The nation rose like a phoenix in the wake of Polly’s tragedy and demanded answers. For sixty-five days we navigated the murky waters of despair toward a fate that tantalized us with glimmers of light, and then doused our hopes with uncertain veils of darkness. Finally the prayers of Polly’s angels were answered, but not as we expected. Polly’s unselfish bravery in the face of doom provided the target and her commitment of love gave us the weapon to use in the eternal struggle between good and evil. In bitter irony we discovered that in order to win the war, we sometimes have to lose a battle.

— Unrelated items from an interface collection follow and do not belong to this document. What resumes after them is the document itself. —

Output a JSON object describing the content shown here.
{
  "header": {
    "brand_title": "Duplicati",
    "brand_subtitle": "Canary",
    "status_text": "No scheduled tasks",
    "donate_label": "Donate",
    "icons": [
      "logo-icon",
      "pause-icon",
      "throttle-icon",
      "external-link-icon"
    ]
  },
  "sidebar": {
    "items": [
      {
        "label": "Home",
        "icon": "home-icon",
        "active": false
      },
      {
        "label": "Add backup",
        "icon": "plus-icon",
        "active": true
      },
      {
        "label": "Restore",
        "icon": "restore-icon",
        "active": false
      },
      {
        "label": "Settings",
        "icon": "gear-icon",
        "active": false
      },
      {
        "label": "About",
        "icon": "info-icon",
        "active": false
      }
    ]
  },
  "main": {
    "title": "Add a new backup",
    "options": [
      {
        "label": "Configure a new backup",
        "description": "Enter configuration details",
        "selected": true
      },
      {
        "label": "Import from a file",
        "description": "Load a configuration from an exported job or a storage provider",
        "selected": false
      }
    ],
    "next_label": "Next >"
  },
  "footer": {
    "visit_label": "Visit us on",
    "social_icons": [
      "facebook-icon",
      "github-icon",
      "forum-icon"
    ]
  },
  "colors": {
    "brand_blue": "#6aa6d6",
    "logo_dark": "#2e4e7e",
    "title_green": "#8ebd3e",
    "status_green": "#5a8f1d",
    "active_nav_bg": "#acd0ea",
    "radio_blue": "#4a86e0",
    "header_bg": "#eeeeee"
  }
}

Seven months later I visited my brother Jonathan on his deathbed. He seemed to be recovering and was excited to see me. I held his hand as he told me the following story. “Earlier today Polly visited me. She fluttered above me like a butterfly on tiny wings. I asked her why her wings were so small? She said that it was because she wasn’t ready to go yet. Then Polly said, ‘Get ready Uncle Jonny, because you will be joining me soon and there are a great big pair of wings waiting for you.’ I asked her if I should hurry? Polly said, ‘No, Uncle Jon, you want your wings to get as big as they can, and together we will take a ride that is better than anything at Disneyland.” Two days later Jonathan died. Now he is with Polly on a fantastic voyage.

My grandmother was very old, bed ridden and fragile, so we didn’t tell her about either of these misfortunes. Besides, she was riding horses, and wanted to get to the top of the mountain where Polly was waiting for her and the sun was disappearing over the horizon. She is now with Polly, and the sun has set and I know something that I never realized before. The angel we were seeking was guiding us all along.

Recovery & Redemption

It is said that losing a child is a parent’s worst nightmare. From 2000 to 2006 (the last year for which verifiable data is available) 367,844 children under the age of 19 have died in the United States. The parents of these children can attest to this nightmare. The parents of deceased children spiral into confusion whether the children were victims of violent crime, accident, suicide or infant death. They oftentimes feel betrayed by God and search for reasons to continue living. The challenge is finding the path to recovery and redemption.

Following the kidnap and murder of my daughter Polly, Violet and I joined the fraternity of survivors. We are trying to recover from the sudden, unexpected death of our child, and redeem our lives in the wake of her tragedy. We testify in Congress and State legislatures. We advocate in the media, in town hall meetings and in living rooms. We pursue righteous causes, and offer encouragement, support and hope to other families who are facing life without their children. We fear not, for we have nothing left to fear. For us, rejection is a hurdle, not a brick wall. We are everywhere, because family is universal, and death does not discriminate.

Our children give meaning to their lives, but it is up to us to give meaning to their deaths. We do this by fighting back. Instead of sleepwalking through life, we extricate ourselves from the abyss of grief by communicating the lessons that we have learned in hope of preventing future tragedies. We don‘t drown our grief in the sad downward spiral of substance abuse; we choose to give new purpose to our own shattered lives by ensuring that our children did not die in vain. We reject the unsustainable heartbreak of denial and instead try to ensure that tragedies are not repeated, that we can use our experience to support others similarly afflicted, and that some level of social benefit results from our actions. This is how we ensure that our deceased children are not relegated to data points.

Polly would want our lives to have purpose and value. She would want us to love and laugh and to find a future full of hope and substance. She would encourage us to take action, effect legislation, write poetry and touch lives. The process of burying our daughter exposed our emotions like dangling nerves. But, we survived the great depression. We take time to smell the flowers, listen to the music and appreciate all of the beautiful things that life has to offer.

The following dispatches were written in the spirit of recovery and redemption. We felt no guilt, harbored no malice and are forever grateful for the experience.